Apart from the pictures, every line below needs to be reproduced verbatim.

- _Saved entries_:
Content starts
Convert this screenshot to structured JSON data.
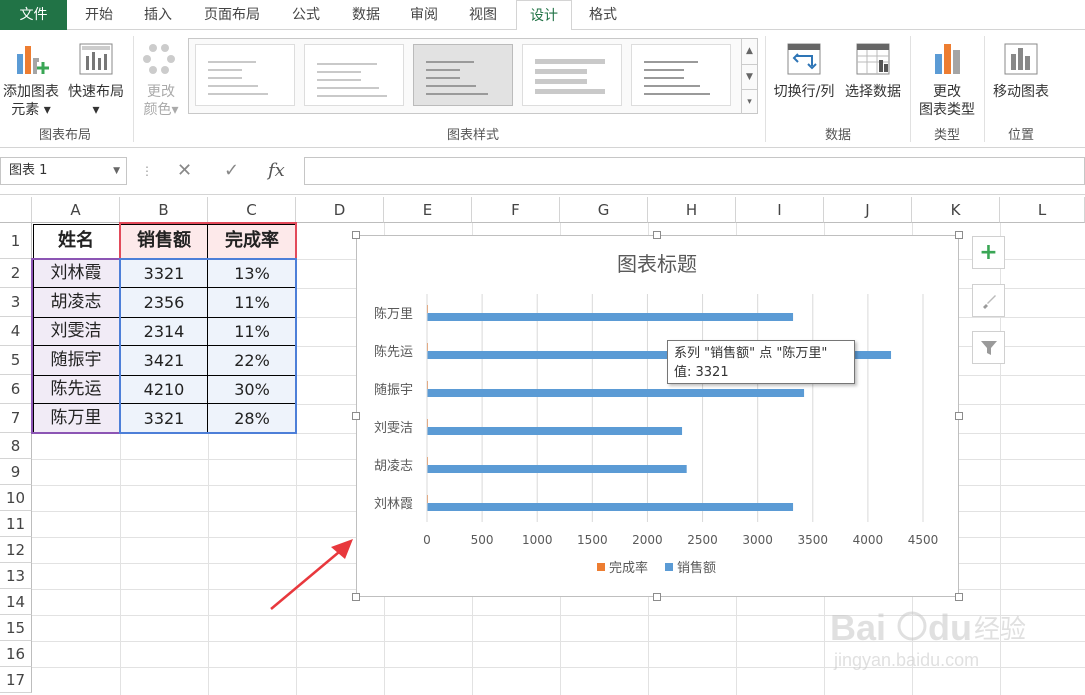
{
  "tabs": [
    "文件",
    "开始",
    "插入",
    "页面布局",
    "公式",
    "数据",
    "审阅",
    "视图",
    "设计",
    "格式"
  ],
  "ribbon": {
    "add_element": [
      "添加图表",
      "元素"
    ],
    "quick_layout": "快速布局",
    "change_color": [
      "更改",
      "颜色"
    ],
    "switch_row_col": "切换行/列",
    "select_data": "选择数据",
    "change_type": [
      "更改",
      "图表类型"
    ],
    "move_chart": "移动图表",
    "groups": {
      "layout": "图表布局",
      "styles": "图表样式",
      "data": "数据",
      "type": "类型",
      "location": "位置"
    }
  },
  "formula_bar": {
    "name_box": "图表 1",
    "cancel": "✕",
    "enter": "✓",
    "fx": "fx",
    "value": ""
  },
  "columns": [
    "A",
    "B",
    "C",
    "D",
    "E",
    "F",
    "G",
    "H",
    "I",
    "J",
    "K",
    "L"
  ],
  "rows": [
    "1",
    "2",
    "3",
    "4",
    "5",
    "6",
    "7",
    "8",
    "9",
    "10",
    "11",
    "12",
    "13",
    "14",
    "15",
    "16",
    "17"
  ],
  "table": {
    "headers": [
      "姓名",
      "销售额",
      "完成率"
    ],
    "rows": [
      [
        "刘林霞",
        "3321",
        "13%"
      ],
      [
        "胡凌志",
        "2356",
        "11%"
      ],
      [
        "刘雯洁",
        "2314",
        "11%"
      ],
      [
        "随振宇",
        "3421",
        "22%"
      ],
      [
        "陈先运",
        "4210",
        "30%"
      ],
      [
        "陈万里",
        "3321",
        "28%"
      ]
    ]
  },
  "chart_data": {
    "type": "bar",
    "title": "图表标题",
    "categories": [
      "刘林霞",
      "胡凌志",
      "刘雯洁",
      "随振宇",
      "陈先运",
      "陈万里"
    ],
    "series": [
      {
        "name": "完成率",
        "values": [
          0.13,
          0.11,
          0.11,
          0.22,
          0.3,
          0.28
        ],
        "color": "#ED7D31"
      },
      {
        "name": "销售额",
        "values": [
          3321,
          2356,
          2314,
          3421,
          4210,
          3321
        ],
        "color": "#5B9BD5"
      }
    ],
    "xlim": [
      0,
      4500
    ],
    "xticks": [
      "0",
      "500",
      "1000",
      "1500",
      "2000",
      "2500",
      "3000",
      "3500",
      "4000",
      "4500"
    ],
    "grid": true,
    "legend": "bottom"
  },
  "tooltip": {
    "line1": "系列 \"销售额\" 点 \"陈万里\"",
    "line2": "值: 3321"
  },
  "colors": {
    "excel_green": "#217346",
    "bar_blue": "#5B9BD5",
    "bar_orange": "#ED7D31",
    "arrow_red": "#E8383D"
  }
}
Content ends
- _RESULT FOR THIS EXERCISE_:
Convert this screenshot to structured JSON data.
{
  "tabs": [
    "文件",
    "开始",
    "插入",
    "页面布局",
    "公式",
    "数据",
    "审阅",
    "视图",
    "设计",
    "格式"
  ],
  "ribbon": {
    "add_element": [
      "添加图表",
      "元素"
    ],
    "quick_layout": "快速布局",
    "change_color": [
      "更改",
      "颜色"
    ],
    "switch_row_col": "切换行/列",
    "select_data": "选择数据",
    "change_type": [
      "更改",
      "图表类型"
    ],
    "move_chart": "移动图表",
    "groups": {
      "layout": "图表布局",
      "styles": "图表样式",
      "data": "数据",
      "type": "类型",
      "location": "位置"
    }
  },
  "formula_bar": {
    "name_box": "图表 1",
    "cancel": "✕",
    "enter": "✓",
    "fx": "fx",
    "value": ""
  },
  "columns": [
    "A",
    "B",
    "C",
    "D",
    "E",
    "F",
    "G",
    "H",
    "I",
    "J",
    "K",
    "L"
  ],
  "rows": [
    "1",
    "2",
    "3",
    "4",
    "5",
    "6",
    "7",
    "8",
    "9",
    "10",
    "11",
    "12",
    "13",
    "14",
    "15",
    "16",
    "17"
  ],
  "table": {
    "headers": [
      "姓名",
      "销售额",
      "完成率"
    ],
    "rows": [
      [
        "刘林霞",
        "3321",
        "13%"
      ],
      [
        "胡凌志",
        "2356",
        "11%"
      ],
      [
        "刘雯洁",
        "2314",
        "11%"
      ],
      [
        "随振宇",
        "3421",
        "22%"
      ],
      [
        "陈先运",
        "4210",
        "30%"
      ],
      [
        "陈万里",
        "3321",
        "28%"
      ]
    ]
  },
  "chart_data": {
    "type": "bar",
    "title": "图表标题",
    "categories": [
      "刘林霞",
      "胡凌志",
      "刘雯洁",
      "随振宇",
      "陈先运",
      "陈万里"
    ],
    "series": [
      {
        "name": "完成率",
        "values": [
          0.13,
          0.11,
          0.11,
          0.22,
          0.3,
          0.28
        ],
        "color": "#ED7D31"
      },
      {
        "name": "销售额",
        "values": [
          3321,
          2356,
          2314,
          3421,
          4210,
          3321
        ],
        "color": "#5B9BD5"
      }
    ],
    "xlim": [
      0,
      4500
    ],
    "xticks": [
      "0",
      "500",
      "1000",
      "1500",
      "2000",
      "2500",
      "3000",
      "3500",
      "4000",
      "4500"
    ],
    "grid": true,
    "legend": "bottom"
  },
  "tooltip": {
    "line1": "系列 \"销售额\" 点 \"陈万里\"",
    "line2": "值: 3321"
  },
  "colors": {
    "excel_green": "#217346",
    "bar_blue": "#5B9BD5",
    "bar_orange": "#ED7D31",
    "arrow_red": "#E8383D"
  }
}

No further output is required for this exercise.